The UK has dropped from fifth to eighth place in a league table of the world’s most generous countries, according to new figures from the Charities Aid Foundation.
The World Giving Index 2012 ranks 146 countries based on the proportion of people that make charitable donations, volunteer their time and would help a stranger.
Researchers at the polling company Gallup surveyed more than 155,000 people during 2011 for the third annual report.
The survey found that 72 per cent of Britons gave money to good causes in the previous month, which was down seven percentage points from 79 per cent in 2010.
The percentage of people that said they had helped a stranger in the previous month was down to 56 per cent from 63 per cent in 2010. Volunteering has also fallen to 26 per cent from 28 per cent in 2010.
The UK was ranked fourth in terms of the proportion of people donating to charity, with Ireland first on 79 per cent, but was eighth overall when the three types of giving were aggregated.
Australia was ranked first this year, followed by Ireland and Canada. New Zealand was fourth, followed by last year’s number one the US.
Liberia had the highest percentage of people helping a stranger (81 per cent) and Turkmenistan had the most people volunteering time (58 per cent).
Overall, the world was a less generous place in 2011 compared with 2010, the report found.
John Low, chief executive of CAF, said: "Trends in worldwide giving appear to mirror those in the global economy and we are now experiencing a double dip in giving."
Global participation in all three types of giving was at its lowest level in 2009, the year after the global financial crisis struck in 2008. It increased in 2010, but fell again in 2011.
Low said: "Britain remains one of the most generous countries in the world and it is fantastic that so many people still give their time and money to support the causes they care about.

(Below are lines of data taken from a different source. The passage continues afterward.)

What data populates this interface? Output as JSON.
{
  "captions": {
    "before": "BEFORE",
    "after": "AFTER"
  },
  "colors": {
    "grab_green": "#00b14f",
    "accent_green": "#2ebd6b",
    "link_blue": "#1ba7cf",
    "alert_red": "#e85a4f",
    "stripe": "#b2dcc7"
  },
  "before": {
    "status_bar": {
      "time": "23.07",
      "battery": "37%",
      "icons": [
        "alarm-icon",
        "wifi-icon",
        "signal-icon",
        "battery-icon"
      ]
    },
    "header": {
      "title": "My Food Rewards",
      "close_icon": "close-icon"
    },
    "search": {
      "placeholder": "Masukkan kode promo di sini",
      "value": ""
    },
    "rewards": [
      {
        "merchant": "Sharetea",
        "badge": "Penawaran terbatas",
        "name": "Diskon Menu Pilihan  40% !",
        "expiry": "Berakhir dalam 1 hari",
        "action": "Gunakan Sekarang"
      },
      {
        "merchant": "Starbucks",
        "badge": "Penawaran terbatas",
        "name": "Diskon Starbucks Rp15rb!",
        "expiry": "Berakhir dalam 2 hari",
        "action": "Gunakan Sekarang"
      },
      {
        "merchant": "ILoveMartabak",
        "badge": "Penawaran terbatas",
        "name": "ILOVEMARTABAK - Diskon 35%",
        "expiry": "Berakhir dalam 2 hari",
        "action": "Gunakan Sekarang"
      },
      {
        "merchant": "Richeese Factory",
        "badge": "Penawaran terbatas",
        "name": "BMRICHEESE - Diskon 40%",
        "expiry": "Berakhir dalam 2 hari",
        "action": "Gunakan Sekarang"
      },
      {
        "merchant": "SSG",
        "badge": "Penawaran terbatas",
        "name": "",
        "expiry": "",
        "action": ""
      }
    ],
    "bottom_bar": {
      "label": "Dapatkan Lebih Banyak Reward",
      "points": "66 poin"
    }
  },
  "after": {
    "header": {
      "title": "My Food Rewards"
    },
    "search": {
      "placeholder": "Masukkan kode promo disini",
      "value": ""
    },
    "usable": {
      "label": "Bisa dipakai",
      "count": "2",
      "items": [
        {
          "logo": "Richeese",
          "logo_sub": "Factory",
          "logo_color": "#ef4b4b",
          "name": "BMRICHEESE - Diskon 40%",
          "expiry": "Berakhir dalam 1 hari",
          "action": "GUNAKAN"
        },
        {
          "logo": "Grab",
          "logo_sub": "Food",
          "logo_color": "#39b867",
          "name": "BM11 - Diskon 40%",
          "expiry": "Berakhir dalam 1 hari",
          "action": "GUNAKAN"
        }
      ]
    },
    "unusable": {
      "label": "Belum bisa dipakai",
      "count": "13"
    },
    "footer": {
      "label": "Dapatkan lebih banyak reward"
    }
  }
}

"But with fewer people in Britain donating money, volunteering time and helping a stranger, it is little surprise that many charities are facing a tough time. With significant public spending cuts also coming through, many charities are having to dip into reserves and close front-line services, while one in six are even contemplating closure. It has never been more important to back charities in Britain and around the world."